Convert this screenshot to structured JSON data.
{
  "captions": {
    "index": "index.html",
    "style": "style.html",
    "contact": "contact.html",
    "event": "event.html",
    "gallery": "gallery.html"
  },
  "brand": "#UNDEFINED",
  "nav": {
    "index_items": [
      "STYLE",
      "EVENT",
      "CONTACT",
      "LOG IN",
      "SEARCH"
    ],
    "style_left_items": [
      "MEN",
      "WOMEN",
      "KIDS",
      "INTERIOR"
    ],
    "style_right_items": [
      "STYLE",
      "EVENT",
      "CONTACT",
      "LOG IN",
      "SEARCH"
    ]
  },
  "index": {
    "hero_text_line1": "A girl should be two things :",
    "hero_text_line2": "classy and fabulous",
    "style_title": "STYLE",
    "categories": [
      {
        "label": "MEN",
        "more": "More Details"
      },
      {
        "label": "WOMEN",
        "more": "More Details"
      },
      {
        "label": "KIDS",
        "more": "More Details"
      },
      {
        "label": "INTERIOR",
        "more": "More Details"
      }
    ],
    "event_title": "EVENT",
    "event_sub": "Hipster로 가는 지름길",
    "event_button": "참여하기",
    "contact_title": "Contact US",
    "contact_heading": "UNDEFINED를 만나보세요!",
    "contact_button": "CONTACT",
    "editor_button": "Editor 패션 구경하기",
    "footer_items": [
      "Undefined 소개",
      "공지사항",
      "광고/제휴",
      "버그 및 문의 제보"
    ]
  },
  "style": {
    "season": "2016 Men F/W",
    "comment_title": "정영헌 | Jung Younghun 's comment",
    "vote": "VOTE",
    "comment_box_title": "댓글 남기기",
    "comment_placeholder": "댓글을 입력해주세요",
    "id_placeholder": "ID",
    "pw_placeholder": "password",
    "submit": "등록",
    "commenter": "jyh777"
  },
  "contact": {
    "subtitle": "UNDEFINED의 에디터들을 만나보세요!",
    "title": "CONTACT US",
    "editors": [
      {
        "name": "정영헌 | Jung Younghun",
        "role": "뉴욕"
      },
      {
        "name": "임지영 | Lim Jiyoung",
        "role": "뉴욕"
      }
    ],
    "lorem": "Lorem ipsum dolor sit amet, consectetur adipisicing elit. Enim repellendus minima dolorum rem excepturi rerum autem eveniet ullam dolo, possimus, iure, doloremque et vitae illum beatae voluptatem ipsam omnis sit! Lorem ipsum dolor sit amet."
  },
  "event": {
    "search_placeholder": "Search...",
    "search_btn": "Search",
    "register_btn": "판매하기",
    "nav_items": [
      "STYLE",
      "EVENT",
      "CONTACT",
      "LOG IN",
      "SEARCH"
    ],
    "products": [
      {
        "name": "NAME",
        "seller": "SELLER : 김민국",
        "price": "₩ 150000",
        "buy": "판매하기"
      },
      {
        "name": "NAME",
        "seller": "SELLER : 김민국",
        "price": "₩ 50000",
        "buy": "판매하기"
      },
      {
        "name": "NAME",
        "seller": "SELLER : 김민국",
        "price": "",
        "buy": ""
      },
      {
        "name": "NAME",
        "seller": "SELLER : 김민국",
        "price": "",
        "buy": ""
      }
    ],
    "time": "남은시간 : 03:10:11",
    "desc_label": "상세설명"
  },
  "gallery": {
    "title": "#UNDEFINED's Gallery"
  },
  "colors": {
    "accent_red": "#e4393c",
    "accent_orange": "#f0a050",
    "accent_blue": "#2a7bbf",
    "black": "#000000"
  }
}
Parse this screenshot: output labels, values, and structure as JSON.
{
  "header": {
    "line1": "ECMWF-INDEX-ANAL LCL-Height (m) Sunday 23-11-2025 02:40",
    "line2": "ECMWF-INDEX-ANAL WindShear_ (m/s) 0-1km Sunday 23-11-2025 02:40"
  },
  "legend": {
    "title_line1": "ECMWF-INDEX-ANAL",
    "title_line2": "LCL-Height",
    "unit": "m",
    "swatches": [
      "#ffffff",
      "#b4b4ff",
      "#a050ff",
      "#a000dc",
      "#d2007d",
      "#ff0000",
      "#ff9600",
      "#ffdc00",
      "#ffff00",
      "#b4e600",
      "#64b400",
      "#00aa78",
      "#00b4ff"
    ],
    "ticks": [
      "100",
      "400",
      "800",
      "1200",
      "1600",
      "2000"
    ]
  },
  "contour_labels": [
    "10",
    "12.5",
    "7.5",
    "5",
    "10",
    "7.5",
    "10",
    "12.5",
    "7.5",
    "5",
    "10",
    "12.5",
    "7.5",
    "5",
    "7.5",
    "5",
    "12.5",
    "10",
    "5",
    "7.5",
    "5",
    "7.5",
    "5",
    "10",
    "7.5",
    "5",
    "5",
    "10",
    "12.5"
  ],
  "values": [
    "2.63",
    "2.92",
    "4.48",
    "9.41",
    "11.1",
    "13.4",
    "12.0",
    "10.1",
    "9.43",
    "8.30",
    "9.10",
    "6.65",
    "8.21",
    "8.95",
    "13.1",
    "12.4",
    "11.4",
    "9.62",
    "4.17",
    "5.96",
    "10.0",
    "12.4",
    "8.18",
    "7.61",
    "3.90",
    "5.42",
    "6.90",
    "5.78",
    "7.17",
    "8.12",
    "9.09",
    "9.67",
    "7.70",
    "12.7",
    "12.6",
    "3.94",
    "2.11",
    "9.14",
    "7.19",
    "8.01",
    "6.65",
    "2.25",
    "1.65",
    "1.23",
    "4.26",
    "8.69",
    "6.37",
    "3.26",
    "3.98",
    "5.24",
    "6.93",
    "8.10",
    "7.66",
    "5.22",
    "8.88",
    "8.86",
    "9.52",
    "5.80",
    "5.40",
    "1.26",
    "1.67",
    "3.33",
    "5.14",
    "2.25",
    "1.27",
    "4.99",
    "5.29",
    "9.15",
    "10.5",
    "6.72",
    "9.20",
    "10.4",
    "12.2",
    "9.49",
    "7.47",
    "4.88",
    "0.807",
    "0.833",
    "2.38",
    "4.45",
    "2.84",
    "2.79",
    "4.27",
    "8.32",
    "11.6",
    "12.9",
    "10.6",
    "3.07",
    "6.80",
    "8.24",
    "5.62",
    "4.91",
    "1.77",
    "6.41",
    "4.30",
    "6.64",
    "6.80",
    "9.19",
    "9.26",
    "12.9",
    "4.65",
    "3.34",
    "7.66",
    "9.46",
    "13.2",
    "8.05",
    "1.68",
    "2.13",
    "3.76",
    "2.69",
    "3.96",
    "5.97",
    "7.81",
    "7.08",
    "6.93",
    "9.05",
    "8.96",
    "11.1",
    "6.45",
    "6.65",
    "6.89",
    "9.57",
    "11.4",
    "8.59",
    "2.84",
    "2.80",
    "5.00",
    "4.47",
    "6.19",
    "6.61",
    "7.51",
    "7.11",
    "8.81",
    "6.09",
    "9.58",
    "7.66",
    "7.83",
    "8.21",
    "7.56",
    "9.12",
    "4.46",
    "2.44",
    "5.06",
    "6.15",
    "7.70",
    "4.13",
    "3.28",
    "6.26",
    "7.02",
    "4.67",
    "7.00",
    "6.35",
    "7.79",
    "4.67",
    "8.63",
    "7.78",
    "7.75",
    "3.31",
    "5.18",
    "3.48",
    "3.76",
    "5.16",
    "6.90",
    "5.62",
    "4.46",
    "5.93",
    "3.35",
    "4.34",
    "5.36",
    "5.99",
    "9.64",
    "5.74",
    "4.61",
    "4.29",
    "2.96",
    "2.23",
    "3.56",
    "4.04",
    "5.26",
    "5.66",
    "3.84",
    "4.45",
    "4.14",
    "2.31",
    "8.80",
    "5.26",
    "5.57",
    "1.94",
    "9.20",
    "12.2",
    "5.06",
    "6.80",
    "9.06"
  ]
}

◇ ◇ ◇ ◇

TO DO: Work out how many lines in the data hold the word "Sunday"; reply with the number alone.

YOUR SOLUTION: 2